_SOURCE INFORMATION:_

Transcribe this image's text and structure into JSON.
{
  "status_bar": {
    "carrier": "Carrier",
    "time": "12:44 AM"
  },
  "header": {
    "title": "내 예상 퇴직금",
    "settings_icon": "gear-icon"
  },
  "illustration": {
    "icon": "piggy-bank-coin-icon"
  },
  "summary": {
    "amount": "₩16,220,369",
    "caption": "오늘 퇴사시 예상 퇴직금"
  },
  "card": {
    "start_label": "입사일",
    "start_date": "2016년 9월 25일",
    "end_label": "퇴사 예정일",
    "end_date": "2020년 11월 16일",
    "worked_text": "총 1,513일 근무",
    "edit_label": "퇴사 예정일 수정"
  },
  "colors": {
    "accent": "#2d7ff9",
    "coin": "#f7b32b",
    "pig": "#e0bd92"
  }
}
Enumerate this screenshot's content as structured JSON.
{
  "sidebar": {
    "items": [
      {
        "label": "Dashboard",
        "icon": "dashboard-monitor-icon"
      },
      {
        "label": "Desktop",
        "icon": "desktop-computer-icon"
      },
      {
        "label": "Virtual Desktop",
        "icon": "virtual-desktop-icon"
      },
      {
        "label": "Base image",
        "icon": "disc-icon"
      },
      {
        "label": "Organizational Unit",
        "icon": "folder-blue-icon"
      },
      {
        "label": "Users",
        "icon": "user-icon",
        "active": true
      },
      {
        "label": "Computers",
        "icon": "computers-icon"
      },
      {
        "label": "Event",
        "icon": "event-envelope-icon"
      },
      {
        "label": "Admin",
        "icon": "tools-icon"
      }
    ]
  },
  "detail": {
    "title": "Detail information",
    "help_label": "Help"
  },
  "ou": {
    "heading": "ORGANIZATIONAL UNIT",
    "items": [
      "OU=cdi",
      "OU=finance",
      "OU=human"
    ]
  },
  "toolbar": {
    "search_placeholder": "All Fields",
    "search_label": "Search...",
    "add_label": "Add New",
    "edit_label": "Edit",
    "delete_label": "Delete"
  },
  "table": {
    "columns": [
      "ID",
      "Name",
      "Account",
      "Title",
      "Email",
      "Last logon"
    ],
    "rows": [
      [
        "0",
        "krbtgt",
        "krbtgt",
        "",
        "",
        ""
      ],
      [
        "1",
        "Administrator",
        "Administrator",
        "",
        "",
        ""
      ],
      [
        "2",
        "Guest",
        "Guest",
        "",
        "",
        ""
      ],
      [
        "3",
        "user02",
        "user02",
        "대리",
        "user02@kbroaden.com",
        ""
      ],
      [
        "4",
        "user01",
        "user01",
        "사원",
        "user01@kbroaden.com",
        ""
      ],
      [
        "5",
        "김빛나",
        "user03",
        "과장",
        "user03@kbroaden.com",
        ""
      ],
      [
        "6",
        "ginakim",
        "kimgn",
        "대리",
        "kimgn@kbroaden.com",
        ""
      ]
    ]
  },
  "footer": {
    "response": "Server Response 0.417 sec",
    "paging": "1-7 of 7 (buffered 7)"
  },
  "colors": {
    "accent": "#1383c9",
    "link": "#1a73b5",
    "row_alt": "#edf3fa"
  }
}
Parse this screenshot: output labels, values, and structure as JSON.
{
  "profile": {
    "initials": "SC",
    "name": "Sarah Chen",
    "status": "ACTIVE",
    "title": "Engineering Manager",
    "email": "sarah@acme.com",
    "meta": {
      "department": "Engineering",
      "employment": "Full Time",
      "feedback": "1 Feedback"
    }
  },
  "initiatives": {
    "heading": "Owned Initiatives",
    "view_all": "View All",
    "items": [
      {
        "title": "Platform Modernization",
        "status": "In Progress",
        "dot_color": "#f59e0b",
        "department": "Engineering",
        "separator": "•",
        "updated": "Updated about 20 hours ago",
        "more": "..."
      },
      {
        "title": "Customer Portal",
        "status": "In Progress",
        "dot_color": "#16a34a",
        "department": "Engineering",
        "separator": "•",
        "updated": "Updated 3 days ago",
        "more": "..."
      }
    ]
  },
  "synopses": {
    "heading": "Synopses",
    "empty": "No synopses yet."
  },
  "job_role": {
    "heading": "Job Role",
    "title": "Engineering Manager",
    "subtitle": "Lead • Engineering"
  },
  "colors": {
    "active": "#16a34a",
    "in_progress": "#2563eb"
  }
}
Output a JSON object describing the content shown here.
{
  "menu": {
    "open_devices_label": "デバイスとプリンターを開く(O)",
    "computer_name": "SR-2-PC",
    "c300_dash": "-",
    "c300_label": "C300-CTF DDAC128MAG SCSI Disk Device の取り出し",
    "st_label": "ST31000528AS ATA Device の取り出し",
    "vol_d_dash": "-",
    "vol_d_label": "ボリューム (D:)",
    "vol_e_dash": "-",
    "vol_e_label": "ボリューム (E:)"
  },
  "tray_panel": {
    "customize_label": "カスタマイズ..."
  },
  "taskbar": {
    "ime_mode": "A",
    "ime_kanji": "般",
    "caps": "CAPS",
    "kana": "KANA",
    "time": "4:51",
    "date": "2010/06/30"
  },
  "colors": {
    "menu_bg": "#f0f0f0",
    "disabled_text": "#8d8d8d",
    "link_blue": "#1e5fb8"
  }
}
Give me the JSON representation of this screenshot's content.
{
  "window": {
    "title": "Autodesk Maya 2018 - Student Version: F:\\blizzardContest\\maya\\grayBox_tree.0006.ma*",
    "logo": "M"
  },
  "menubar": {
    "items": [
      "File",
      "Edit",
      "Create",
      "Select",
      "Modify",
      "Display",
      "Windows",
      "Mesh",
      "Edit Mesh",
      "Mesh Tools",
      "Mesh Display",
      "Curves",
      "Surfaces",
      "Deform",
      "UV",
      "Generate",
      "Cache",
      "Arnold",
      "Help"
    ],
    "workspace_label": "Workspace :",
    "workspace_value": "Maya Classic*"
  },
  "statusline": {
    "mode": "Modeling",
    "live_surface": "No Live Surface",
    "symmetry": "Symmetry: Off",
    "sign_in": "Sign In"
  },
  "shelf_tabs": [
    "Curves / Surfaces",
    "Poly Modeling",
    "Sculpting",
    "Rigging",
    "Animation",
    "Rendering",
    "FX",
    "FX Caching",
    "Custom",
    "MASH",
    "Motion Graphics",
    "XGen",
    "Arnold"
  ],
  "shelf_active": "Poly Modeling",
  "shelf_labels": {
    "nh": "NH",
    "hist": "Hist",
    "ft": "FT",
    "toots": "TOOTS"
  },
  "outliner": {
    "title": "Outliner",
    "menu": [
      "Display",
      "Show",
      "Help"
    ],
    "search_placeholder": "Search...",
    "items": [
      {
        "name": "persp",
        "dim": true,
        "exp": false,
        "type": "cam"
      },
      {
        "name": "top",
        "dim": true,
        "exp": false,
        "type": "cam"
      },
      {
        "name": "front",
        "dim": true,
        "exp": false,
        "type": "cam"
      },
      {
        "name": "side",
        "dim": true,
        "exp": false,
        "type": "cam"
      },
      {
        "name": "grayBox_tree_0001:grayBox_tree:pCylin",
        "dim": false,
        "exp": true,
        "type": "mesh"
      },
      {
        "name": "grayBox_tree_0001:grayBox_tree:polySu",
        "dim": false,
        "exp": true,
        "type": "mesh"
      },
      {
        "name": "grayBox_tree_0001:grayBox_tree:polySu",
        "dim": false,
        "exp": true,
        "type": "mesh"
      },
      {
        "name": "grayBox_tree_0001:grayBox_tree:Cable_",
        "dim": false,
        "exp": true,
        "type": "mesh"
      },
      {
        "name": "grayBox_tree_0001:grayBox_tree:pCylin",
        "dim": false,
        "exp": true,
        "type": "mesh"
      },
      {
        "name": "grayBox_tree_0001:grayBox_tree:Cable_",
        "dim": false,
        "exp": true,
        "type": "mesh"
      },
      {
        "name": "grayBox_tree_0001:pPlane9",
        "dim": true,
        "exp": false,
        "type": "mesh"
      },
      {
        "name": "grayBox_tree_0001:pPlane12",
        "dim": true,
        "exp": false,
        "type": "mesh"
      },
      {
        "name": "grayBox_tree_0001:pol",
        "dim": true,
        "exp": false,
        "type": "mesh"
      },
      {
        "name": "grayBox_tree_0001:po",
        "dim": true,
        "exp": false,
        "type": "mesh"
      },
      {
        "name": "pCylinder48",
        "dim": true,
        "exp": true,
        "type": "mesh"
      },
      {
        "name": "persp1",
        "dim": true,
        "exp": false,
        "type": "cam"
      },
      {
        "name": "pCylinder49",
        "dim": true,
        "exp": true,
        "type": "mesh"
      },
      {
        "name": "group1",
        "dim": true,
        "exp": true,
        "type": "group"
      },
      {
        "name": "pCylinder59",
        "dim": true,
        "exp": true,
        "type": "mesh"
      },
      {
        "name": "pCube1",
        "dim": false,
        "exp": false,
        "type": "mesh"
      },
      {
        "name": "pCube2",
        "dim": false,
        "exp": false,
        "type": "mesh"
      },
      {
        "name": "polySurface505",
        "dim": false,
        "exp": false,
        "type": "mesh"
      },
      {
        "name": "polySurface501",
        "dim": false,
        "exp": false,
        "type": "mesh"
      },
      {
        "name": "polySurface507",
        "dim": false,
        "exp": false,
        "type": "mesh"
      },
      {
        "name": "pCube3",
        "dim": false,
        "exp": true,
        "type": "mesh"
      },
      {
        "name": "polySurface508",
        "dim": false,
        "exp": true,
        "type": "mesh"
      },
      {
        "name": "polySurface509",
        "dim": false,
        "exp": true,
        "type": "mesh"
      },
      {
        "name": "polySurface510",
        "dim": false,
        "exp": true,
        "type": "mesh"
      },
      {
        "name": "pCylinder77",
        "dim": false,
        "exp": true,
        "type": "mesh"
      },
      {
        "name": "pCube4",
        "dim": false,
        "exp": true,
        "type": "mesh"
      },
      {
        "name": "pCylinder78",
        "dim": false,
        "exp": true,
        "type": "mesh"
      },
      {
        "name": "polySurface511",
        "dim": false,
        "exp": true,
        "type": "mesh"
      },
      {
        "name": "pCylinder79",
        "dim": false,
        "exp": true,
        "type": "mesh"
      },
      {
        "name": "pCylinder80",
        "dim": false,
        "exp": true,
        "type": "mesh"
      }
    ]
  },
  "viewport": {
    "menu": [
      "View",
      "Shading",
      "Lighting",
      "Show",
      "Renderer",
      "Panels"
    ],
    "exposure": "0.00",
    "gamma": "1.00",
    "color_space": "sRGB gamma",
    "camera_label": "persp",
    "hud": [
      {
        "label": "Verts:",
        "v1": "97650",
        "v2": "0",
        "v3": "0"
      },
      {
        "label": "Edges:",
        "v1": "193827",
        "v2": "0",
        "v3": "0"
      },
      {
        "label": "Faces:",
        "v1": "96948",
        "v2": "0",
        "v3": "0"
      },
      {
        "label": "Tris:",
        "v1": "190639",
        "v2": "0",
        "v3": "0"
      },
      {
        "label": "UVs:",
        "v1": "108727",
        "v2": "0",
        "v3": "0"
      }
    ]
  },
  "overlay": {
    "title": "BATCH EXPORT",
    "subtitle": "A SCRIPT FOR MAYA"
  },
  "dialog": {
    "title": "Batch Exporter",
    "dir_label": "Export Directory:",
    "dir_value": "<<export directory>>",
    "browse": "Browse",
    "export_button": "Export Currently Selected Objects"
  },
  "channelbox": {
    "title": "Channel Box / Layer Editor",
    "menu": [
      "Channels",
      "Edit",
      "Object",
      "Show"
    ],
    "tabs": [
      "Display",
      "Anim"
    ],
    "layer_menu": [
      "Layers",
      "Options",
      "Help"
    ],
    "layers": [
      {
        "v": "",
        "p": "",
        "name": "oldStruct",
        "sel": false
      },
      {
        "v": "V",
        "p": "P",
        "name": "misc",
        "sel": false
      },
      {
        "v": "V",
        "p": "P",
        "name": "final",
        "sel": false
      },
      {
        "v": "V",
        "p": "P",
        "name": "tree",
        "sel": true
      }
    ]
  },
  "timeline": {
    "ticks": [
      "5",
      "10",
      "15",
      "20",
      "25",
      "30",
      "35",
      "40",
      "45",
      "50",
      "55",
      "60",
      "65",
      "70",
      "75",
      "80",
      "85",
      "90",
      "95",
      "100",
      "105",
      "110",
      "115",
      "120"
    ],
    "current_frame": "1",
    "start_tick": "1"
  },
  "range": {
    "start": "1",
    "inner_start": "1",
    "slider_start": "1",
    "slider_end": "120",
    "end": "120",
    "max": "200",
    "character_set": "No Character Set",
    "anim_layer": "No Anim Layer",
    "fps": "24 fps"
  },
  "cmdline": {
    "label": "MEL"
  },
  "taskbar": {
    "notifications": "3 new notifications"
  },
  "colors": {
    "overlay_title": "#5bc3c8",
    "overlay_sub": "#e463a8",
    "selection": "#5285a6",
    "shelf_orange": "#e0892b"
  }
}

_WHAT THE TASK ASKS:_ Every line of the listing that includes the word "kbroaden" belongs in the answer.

_SOLUTION TO THIS TASK:_
        "user02@kbroaden.com",
        "user01@kbroaden.com",
        "user03@kbroaden.com",
        "kimgn@kbroaden.com",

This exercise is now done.